Sophomore Emily Smith was one of the women’s cross country team members who volunteered during the run.
“Molly is our teammate and we wanted to support her in any way that we can,” Smith said. “She means so much to us and we want to show that everything we do here is for Molly. So we are just trying our best to support her, whether it is during practice or here volunteering to help with the race.”
While multiple teammates waited at the finish line, junior and women’s cross country runner Coralea Geraniotis chose to run the race instead.
“I wanted to run with my teammates and just take some time to think about Molly and her presence on the team,” Geraniotis said.
Seeing the run bring together such a large group of student athletes is what Geraniotis loved the most.
“It was such a fun time to have athletes from different teams and other people on campus come here and celebrate Molly,” Geraniotis said. “A 5K can be really painful for some people, but it was nice to see people dedicate some time to her.”
There is no doubt in Geraniotis’ mind that Offstein would be thrilled to hear about the 5K hosted in her support.
“She would love it, especially because it is a 5K. She loves running, and running was a big part of her life,” Geraniotis said. “It would really make her day that so many people came out to support her.”
Altogether the event raised more than $1,000 for the Offstein family.
According to senior Luke Pacella, who helped plan the event, the student group hopes to send the funds to the Offsteins in the form of a check on May 14, the final day of exams.
This check will add to the other funds that have been raised to support the Offstein family. Several GoFundMe pages have been made to support her cause, the most successful one raising almost $53,000.
Road to Recovery
Offstein’s accident on March 6, 2017, left her with multiple serious injuries, including a traumatic brain injury. She was put in a medically-induced coma for almost four months. After waking up in July 2017, her family began to make preparations for her return home to Frostburg, Maryland.
She made hat journey home in August 2017.

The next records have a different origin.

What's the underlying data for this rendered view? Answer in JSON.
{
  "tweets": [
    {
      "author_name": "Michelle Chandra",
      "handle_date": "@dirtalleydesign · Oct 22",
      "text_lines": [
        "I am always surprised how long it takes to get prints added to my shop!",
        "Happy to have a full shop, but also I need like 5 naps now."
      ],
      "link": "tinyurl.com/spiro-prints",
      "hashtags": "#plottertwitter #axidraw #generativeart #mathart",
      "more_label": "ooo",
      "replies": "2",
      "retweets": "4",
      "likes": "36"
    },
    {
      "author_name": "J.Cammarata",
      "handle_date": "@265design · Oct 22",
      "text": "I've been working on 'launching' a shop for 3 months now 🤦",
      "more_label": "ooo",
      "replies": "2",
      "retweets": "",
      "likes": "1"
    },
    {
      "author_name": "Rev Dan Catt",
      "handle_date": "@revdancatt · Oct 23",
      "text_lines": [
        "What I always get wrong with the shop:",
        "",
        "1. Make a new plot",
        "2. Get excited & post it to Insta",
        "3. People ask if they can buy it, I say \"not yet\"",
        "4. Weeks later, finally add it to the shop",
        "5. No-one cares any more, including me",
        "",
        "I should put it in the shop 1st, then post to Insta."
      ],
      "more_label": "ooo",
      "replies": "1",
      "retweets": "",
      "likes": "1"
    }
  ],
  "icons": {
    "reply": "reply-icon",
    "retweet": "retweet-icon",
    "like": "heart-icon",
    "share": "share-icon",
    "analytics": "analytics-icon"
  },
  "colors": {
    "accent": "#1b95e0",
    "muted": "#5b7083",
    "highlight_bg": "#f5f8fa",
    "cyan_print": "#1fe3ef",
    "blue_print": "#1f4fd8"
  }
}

Ever since her return to Frostburg, her mother, Laura Byrnes, has been regularly posting updates on her daughter's condition on the “Show Us Your Shoes” Facebook page.
Byrnes’ posts usually include photos and videos of Offstein’s progress as well as detailed explanations of where she is on her path to recovery.
A post from Byrnes on Dec. 7, 2017, informed the Facebook group that Offstein had been admitted to the University of Pittsburgh Medical Center Mercy to receive “intensive therapy.” Byrnes posted that “this is an important pit stop on her road to recovery.”
It’s a recovery Derryberry is sure she will make.
When reflecting upon the accident that took his right leg, Derryberry recalled a lesson that he gained from the experience.
“Every day is a new day. Everything tends to get better even when it’s the worst possible thing,” Derryberry said. “Maybe in small ways better, but still better. You just got to keep looking forward and working hard.”
He hopes Offstein learns the lesson faster than he did.
Derryberry looks forward to reading the future posts on the “Show Us Your Shoes” Facebook page that will inform him of Offstein’s recovery.
“She is tougher than me,” Derryberry said. “So, if I can do it, she can do it.”
As Derryberry readjusted his bright orange University of Tennessee Knoxville hat, he took one last sip of water before preparing for the long ride back to Nashville.
As he left for his car, the song “ABC” was still playing on the speakers — “Sit yourself down, take a seat, all you gotta do is repeat after me.”